That's because Missouri's laws are not staying ahead of new cybercrimes.

For a prosecutor to file harassment charges in a case of revenge porn, he would have to prove the suspect caused emotional distress and that the victim suffered.

The harassment charge would be a Class A misdemeanor, meaning the suspect could face up to a year in jail if found guilty.

Cybercrimes experts say it is important to note that if the victim in this type of case is 17-years-old or younger, it becomes a child pornography investigation. The charges for that crime are more severe.

Other states though are making greater strides in fighting cybercrimes.

In Florida, lawmakers are taking steps to make this type of crime a felony. The legislation specifically states that a person cannot knowingly post nude photos or videos with personal identifying information to online social websites.

Knight believes a law like that in Missouri may help victims.

"It looks like they might have the right idea there because it seems to me like it's reasonable that this should be a criminal offense," Knight explained. "It seems like our laws in Missouri aren't tailored for these types of crimes."

Searching through bills filed in Missouri the last several years, there are few that even deal with cybercrimes. Currently, there is no legislation in the works that would tackle the issue of crimes involving nude photos.

While laws are tying to catch up with the crimes, many say education is key.

"Parents speaking out saying 'thank you, we didn't know this was an issue,'" said revenge porn victim Toups.  "And, 'we've spoken to our daughters and warned them about this, we've spoken to our sons to not be that guy.'"

Since many victims are not stressing prevention, ABC 17 News checked in with schools to see what education officials are teaching kids about cybercrimes.

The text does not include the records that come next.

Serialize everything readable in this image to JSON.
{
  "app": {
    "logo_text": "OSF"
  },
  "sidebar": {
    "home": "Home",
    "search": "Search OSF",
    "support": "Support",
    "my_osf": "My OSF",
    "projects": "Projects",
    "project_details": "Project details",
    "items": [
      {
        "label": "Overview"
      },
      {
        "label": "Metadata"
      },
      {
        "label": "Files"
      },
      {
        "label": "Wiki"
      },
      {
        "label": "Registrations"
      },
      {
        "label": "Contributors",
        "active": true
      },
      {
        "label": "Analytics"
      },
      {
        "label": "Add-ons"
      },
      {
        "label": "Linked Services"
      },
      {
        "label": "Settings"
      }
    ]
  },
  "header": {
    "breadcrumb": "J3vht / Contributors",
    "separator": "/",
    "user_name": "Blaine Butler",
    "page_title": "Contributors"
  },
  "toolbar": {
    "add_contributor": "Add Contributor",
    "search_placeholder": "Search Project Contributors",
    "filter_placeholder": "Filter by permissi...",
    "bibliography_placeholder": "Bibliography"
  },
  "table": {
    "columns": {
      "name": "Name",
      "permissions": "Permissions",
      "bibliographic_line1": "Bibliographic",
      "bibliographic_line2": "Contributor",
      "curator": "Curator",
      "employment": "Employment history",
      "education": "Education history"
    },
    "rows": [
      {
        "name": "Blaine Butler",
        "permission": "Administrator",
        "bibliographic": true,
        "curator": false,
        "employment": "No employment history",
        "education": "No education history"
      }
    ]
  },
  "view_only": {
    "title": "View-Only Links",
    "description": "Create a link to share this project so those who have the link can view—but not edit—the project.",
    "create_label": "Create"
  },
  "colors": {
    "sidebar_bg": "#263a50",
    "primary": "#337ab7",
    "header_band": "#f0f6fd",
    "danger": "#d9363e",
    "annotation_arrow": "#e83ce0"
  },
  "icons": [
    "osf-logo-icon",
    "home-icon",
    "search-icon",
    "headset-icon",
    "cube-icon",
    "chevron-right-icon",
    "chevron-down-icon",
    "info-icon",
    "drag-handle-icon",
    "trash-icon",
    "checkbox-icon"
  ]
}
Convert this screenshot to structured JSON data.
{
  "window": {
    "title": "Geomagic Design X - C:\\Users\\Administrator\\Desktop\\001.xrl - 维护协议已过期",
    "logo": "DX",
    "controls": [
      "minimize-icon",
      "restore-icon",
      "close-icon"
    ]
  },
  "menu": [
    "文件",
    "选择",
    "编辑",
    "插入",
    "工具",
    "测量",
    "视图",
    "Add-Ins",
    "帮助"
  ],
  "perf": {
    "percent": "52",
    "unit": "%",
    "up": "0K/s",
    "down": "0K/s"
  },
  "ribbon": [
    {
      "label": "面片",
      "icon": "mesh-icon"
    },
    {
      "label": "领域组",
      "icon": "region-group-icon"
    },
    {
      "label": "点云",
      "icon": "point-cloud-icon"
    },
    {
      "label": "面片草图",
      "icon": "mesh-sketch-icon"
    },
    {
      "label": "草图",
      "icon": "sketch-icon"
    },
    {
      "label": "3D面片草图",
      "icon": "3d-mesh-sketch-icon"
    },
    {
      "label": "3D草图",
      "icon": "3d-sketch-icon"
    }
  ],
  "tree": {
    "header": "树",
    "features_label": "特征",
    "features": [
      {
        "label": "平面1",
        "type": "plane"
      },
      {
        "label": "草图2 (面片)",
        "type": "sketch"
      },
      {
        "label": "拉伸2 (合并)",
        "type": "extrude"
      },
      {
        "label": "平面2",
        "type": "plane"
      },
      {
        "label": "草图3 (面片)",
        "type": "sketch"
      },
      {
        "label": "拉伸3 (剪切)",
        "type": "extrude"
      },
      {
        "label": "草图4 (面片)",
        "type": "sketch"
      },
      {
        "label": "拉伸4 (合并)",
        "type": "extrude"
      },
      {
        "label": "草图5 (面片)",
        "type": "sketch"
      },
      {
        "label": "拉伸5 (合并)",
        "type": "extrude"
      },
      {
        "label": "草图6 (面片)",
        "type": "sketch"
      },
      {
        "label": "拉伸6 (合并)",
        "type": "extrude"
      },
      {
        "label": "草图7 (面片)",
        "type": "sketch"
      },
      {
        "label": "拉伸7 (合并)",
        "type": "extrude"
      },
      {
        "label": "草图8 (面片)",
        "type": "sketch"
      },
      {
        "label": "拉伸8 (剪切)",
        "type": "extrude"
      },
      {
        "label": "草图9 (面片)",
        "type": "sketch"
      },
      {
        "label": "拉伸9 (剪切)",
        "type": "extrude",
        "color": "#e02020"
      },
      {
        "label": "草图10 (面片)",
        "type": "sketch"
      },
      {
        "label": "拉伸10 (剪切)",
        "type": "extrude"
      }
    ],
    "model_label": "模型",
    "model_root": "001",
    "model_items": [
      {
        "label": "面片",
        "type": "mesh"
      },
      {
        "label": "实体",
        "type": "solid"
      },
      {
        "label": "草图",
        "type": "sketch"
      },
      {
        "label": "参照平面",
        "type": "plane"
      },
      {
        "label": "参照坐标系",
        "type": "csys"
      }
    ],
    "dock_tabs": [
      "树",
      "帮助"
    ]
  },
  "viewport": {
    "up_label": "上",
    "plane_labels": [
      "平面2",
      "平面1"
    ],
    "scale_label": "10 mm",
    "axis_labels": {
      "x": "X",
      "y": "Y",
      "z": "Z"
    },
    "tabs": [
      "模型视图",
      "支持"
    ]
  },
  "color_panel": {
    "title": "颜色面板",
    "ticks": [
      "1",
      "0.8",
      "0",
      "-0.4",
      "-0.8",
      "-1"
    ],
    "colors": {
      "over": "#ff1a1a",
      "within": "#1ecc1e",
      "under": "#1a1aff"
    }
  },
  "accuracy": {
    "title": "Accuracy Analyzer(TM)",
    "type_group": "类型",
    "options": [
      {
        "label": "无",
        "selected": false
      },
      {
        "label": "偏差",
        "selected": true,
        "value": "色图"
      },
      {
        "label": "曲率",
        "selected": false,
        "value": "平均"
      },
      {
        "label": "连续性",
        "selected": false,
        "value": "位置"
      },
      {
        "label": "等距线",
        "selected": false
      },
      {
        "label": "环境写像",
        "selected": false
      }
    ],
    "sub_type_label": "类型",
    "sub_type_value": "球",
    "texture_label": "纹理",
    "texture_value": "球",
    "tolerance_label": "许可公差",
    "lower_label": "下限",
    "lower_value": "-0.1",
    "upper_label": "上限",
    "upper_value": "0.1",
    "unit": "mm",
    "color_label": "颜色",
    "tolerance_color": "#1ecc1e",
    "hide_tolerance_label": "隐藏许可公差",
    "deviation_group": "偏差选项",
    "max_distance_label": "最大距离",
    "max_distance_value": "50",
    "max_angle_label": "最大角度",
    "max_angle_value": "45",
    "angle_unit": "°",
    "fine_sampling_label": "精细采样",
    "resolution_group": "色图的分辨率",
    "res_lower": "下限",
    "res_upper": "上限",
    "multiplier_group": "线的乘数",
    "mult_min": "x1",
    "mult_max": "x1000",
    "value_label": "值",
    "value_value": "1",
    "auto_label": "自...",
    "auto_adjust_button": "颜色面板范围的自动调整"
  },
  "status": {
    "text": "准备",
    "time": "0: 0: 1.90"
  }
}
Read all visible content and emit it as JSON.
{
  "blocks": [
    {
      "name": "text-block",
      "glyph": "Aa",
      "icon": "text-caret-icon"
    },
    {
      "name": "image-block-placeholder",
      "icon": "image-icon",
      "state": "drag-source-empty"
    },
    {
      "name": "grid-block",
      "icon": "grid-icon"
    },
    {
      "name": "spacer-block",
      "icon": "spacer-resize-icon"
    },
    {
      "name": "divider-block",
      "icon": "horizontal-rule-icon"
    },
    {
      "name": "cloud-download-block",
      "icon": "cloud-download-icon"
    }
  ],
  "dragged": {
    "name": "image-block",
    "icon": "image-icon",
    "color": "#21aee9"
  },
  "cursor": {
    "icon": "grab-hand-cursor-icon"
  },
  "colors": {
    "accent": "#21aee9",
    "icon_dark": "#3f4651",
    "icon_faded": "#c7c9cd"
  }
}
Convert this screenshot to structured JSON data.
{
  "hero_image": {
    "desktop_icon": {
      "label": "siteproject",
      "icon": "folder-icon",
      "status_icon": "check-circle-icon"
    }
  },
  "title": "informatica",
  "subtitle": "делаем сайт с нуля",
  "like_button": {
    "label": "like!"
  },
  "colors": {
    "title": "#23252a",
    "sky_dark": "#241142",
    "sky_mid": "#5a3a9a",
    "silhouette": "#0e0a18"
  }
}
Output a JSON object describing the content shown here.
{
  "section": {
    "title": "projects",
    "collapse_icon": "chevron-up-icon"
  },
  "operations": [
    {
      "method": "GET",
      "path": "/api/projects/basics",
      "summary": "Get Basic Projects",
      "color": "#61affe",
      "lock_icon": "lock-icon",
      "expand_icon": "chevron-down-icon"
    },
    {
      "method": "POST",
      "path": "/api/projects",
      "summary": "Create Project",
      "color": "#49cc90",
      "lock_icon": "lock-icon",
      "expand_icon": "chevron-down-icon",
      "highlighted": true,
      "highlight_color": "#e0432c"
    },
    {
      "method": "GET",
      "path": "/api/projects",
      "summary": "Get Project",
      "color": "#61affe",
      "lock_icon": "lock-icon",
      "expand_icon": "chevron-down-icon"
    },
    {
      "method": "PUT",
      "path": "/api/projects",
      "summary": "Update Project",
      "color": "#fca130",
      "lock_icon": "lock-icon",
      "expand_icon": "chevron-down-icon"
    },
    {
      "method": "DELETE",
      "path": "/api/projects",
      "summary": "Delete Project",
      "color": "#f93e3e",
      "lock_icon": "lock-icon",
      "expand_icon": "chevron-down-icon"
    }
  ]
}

School officials said it is integrated into their curriculum and every student has to sign a technology use agreement.